Cases of suspected academic dishonesty will be reported directly to the Dean of Students. A student found responsible for academic dishonesty will receive a XF in the course, indicating failure of the course due to academic dishonesty. This grade will appear on the student’s transcript for two years after which the student may petition for the X to be expunged. The student may also be placed on disciplinary probation, suspended (temporary removal) or expelled (permanent removal) from the College by the Honor Board.
It is important for students to remember that unauthorized collaboration–working together without permission– is a form of cheating. Unless a professor specifies that students can work together on an assignment and/or test, no collaboration is permitted. Other forms of cheating include possessing or using an unauthorized study aid (such as a PDA), copying from another’s exam, fabricating data, and giving unauthorized assistance.
Remember, research conducted and/or papers written for other classes cannot be used in whole or in part for any assignment in this class without obtaining prior permission from the professor.
Diversity Statement (Cal Poly official statement)
At Cal Poly we believe that academic freedom, a cornerstone value, is exercised best when there is understanding and respect for our diversity of experiences, identities, and world views. Consequently, we create learning environments that allow for meaningful development of self-awareness, knowledge, and skills alongside attention to others who may have experiences, worldviews, and values that are different from our own. In so doing, we encourage our students, faculty, and staff to seek out opportunities to engage with others who are both similar and different from them, thereby increasing their capacity for knowledge, empathy, and conscious participation in local and global communities.
In the spirit of educational equity, and in acknowledgement of the significant ways in which a university education can transform the lives of individuals and communities, we strive to increase the diversity at Cal Poly.

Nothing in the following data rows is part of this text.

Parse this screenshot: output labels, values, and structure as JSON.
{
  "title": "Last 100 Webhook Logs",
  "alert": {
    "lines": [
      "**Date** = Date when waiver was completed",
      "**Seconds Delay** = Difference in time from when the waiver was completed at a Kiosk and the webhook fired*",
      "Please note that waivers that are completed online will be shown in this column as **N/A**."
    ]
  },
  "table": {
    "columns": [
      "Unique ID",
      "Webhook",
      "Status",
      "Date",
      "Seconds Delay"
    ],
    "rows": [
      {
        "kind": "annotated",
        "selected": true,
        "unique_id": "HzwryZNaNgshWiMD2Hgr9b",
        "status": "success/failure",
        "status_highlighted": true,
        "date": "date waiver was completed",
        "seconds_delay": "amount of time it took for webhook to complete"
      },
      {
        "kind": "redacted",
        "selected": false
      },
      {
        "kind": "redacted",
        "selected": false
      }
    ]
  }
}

As an institution that serves the state of California within a global context, we support the recruitment, retention, and success of talented students, faculty, and staff from across all societies, including people who are from historically and societally marginalized and underrepresented groups.
Cal Poly is an inclusive community that embraces differences in people and thoughts. By being open to new ideas and showing respect for diverse points of view, we support a climate that allows all students, faculty, and staff to feel valued, which in turn facilitates the recruitment and retention of a diverse campus population. We are a culturally invested university whose members take personal responsibility for fostering excellence in our own and others’ endeavors. To this end, we support an increased awareness and understanding of how one’s own identity facets (such as race, ethnicity, gender, sexual orientation, religion, age, disability, social class, and nation of origin) and the combinations of these identities and experiences that may accompany them can affect our different worldviews.
Any student who feels he or she may need an accommodation based on the impact of a disability should contact me individually to discuss your specific needs. Also, please contact the Disability Resource Center: https://drc.calpoly.edu/content/drc-services.